§ **What the exercise asks**
Write the data below out again, with each line matching the original.
+++
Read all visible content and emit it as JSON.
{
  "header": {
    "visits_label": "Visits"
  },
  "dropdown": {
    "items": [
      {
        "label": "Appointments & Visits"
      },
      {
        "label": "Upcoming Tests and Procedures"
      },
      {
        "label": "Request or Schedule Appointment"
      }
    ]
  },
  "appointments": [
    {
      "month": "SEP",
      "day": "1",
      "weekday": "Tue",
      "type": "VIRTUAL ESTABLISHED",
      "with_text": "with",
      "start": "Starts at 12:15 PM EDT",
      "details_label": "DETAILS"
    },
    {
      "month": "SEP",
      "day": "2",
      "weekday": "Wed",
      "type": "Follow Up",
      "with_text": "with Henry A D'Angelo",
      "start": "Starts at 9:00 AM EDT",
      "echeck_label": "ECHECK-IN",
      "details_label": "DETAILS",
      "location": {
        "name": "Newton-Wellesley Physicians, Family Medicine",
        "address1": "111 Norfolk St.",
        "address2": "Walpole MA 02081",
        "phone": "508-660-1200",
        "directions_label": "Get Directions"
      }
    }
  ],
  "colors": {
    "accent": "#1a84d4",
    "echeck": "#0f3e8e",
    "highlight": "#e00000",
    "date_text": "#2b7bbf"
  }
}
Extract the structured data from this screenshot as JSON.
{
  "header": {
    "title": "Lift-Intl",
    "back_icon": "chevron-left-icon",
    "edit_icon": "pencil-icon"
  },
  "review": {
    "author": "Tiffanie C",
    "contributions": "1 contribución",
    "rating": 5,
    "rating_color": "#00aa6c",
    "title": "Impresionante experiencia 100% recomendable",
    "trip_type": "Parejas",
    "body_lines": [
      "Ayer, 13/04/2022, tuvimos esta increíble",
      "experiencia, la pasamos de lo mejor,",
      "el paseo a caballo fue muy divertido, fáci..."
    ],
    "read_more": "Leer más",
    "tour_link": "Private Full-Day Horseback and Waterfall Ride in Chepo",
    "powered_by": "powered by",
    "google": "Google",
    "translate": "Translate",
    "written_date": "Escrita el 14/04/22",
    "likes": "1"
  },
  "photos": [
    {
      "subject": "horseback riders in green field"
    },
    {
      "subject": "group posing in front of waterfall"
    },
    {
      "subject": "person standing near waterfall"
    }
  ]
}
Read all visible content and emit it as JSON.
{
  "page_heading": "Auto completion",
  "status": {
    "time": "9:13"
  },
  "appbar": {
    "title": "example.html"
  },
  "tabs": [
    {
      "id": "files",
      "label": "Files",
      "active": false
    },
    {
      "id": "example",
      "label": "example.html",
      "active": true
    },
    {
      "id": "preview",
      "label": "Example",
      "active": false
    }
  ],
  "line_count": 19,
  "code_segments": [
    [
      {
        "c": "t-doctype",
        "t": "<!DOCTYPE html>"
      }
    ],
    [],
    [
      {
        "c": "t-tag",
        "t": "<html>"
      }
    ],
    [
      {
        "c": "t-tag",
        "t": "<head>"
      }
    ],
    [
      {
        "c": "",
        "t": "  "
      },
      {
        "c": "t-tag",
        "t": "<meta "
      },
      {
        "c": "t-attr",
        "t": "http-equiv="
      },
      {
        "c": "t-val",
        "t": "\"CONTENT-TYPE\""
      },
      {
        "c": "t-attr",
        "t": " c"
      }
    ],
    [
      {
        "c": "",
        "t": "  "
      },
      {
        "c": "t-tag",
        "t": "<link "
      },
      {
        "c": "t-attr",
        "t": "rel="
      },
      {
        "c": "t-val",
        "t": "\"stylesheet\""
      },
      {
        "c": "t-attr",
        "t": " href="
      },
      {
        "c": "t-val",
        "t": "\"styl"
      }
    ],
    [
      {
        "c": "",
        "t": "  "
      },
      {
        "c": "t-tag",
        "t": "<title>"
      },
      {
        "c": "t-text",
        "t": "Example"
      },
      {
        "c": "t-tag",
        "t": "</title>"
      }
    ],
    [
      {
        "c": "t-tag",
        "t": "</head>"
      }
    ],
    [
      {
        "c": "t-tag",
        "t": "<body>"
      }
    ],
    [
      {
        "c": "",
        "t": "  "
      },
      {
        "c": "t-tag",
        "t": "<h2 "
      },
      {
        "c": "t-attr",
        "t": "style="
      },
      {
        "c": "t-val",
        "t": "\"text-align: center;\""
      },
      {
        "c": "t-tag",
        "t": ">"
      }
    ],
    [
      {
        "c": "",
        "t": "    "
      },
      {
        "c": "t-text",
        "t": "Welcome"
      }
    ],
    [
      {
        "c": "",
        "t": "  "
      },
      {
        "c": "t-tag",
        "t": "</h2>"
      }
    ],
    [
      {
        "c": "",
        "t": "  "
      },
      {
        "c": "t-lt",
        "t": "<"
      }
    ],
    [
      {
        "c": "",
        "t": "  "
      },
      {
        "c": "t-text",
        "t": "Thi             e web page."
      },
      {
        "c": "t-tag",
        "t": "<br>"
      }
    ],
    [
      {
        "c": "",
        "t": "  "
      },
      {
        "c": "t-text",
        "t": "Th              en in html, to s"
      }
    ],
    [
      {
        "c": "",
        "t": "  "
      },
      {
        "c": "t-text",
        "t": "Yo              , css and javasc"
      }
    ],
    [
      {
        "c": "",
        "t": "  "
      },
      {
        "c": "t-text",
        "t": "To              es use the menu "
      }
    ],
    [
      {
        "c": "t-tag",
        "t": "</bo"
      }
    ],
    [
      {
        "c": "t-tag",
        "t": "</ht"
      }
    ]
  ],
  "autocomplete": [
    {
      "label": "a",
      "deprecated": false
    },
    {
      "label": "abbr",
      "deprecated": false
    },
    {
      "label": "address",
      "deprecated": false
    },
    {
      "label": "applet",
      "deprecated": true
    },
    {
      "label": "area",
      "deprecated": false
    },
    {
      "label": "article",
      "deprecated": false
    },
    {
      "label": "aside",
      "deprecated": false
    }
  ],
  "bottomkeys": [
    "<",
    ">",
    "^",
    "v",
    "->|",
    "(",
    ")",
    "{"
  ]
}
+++
§ **Solution to this exercise**
Read all visible content and emit it as JSON.
{
  "header": {
    "visits_label": "Visits"
  },
  "dropdown": {
    "items": [
      {
        "label": "Appointments & Visits"
      },
      {
        "label": "Upcoming Tests and Procedures"
      },
      {
        "label": "Request or Schedule Appointment"
      }
    ]
  },
  "appointments": [
    {
      "month": "SEP",
      "day": "1",
      "weekday": "Tue",
      "type": "VIRTUAL ESTABLISHED",
      "with_text": "with",
      "start": "Starts at 12:15 PM EDT",
      "details_label": "DETAILS"
    },
    {
      "month": "SEP",
      "day": "2",
      "weekday": "Wed",
      "type": "Follow Up",
      "with_text": "with Henry A D'Angelo",
      "start": "Starts at 9:00 AM EDT",
      "echeck_label": "ECHECK-IN",
      "details_label": "DETAILS",
      "location": {
        "name": "Newton-Wellesley Physicians, Family Medicine",
        "address1": "111 Norfolk St.",
        "address2": "Walpole MA 02081",
        "phone": "508-660-1200",
        "directions_label": "Get Directions"
      }
    }
  ],
  "colors": {
    "accent": "#1a84d4",
    "echeck": "#0f3e8e",
    "highlight": "#e00000",
    "date_text": "#2b7bbf"
  }
}
Extract the structured data from this screenshot as JSON.
{
  "header": {
    "title": "Lift-Intl",
    "back_icon": "chevron-left-icon",
    "edit_icon": "pencil-icon"
  },
  "review": {
    "author": "Tiffanie C",
    "contributions": "1 contribución",
    "rating": 5,
    "rating_color": "#00aa6c",
    "title": "Impresionante experiencia 100% recomendable",
    "trip_type": "Parejas",
    "body_lines": [
      "Ayer, 13/04/2022, tuvimos esta increíble",
      "experiencia, la pasamos de lo mejor,",
      "el paseo a caballo fue muy divertido, fáci..."
    ],
    "read_more": "Leer más",
    "tour_link": "Private Full-Day Horseback and Waterfall Ride in Chepo",
    "powered_by": "powered by",
    "google": "Google",
    "translate": "Translate",
    "written_date": "Escrita el 14/04/22",
    "likes": "1"
  },
  "photos": [
    {
      "subject": "horseback riders in green field"
    },
    {
      "subject": "group posing in front of waterfall"
    },
    {
      "subject": "person standing near waterfall"
    }
  ]
}
Read all visible content and emit it as JSON.
{
  "page_heading": "Auto completion",
  "status": {
    "time": "9:13"
  },
  "appbar": {
    "title": "example.html"
  },
  "tabs": [
    {
      "id": "files",
      "label": "Files",
      "active": false
    },
    {
      "id": "example",
      "label": "example.html",
      "active": true
    },
    {
      "id": "preview",
      "label": "Example",
      "active": false
    }
  ],
  "line_count": 19,
  "code_segments": [
    [
      {
        "c": "t-doctype",
        "t": "<!DOCTYPE html>"
      }
    ],
    [],
    [
      {
        "c": "t-tag",
        "t": "<html>"
      }
    ],
    [
      {
        "c": "t-tag",
        "t": "<head>"
      }
    ],
    [
      {
        "c": "",
        "t": "  "
      },
      {
        "c": "t-tag",
        "t": "<meta "
      },
      {
        "c": "t-attr",
        "t": "http-equiv="
      },
      {
        "c": "t-val",
        "t": "\"CONTENT-TYPE\""
      },
      {
        "c": "t-attr",
        "t": " c"
      }
    ],
    [
      {
        "c": "",
        "t": "  "
      },
      {
        "c": "t-tag",
        "t": "<link "
      },
      {
        "c": "t-attr",
        "t": "rel="
      },
      {
        "c": "t-val",
        "t": "\"stylesheet\""
      },
      {
        "c": "t-attr",
        "t": " href="
      },
      {
        "c": "t-val",
        "t": "\"styl"
      }
    ],
    [
      {
        "c": "",
        "t": "  "
      },
      {
        "c": "t-tag",
        "t": "<title>"
      },
      {
        "c": "t-text",
        "t": "Example"
      },
      {
        "c": "t-tag",
        "t": "</title>"
      }
    ],
    [
      {
        "c": "t-tag",
        "t": "</head>"
      }
    ],
    [
      {
        "c": "t-tag",
        "t": "<body>"
      }
    ],
    [
      {
        "c": "",
        "t": "  "
      },
      {
        "c": "t-tag",
        "t": "<h2 "
      },
      {
        "c": "t-attr",
        "t": "style="
      },
      {
        "c": "t-val",
        "t": "\"text-align: center;\""
      },
      {
        "c": "t-tag",
        "t": ">"
      }
    ],
    [
      {
        "c": "",
        "t": "    "
      },
      {
        "c": "t-text",
        "t": "Welcome"
      }
    ],
    [
      {
        "c": "",
        "t": "  "
      },
      {
        "c": "t-tag",
        "t": "</h2>"
      }
    ],
    [
      {
        "c": "",
        "t": "  "
      },
      {
        "c": "t-lt",
        "t": "<"
      }
    ],
    [
      {
        "c": "",
        "t": "  "
      },
      {
        "c": "t-text",
        "t": "Thi             e web page."
      },
      {
        "c": "t-tag",
        "t": "<br>"
      }
    ],
    [
      {
        "c": "",
        "t": "  "
      },
      {
        "c": "t-text",
        "t": "Th              en in html, to s"
      }
    ],
    [
      {
        "c": "",
        "t": "  "
      },
      {
        "c": "t-text",
        "t": "Yo              , css and javasc"
      }
    ],
    [
      {
        "c": "",
        "t": "  "
      },
      {
        "c": "t-text",
        "t": "To              es use the menu "
      }
    ],
    [
      {
        "c": "t-tag",
        "t": "</bo"
      }
    ],
    [
      {
        "c": "t-tag",
        "t": "</ht"
      }
    ]
  ],
  "autocomplete": [
    {
      "label": "a",
      "deprecated": false
    },
    {
      "label": "abbr",
      "deprecated": false
    },
    {
      "label": "address",
      "deprecated": false
    },
    {
      "label": "applet",
      "deprecated": true
    },
    {
      "label": "area",
      "deprecated": false
    },
    {
      "label": "article",
      "deprecated": false
    },
    {
      "label": "aside",
      "deprecated": false
    }
  ],
  "bottomkeys": [
    "<",
    ">",
    "^",
    "v",
    "->|",
    "(",
    ")",
    "{"
  ]
}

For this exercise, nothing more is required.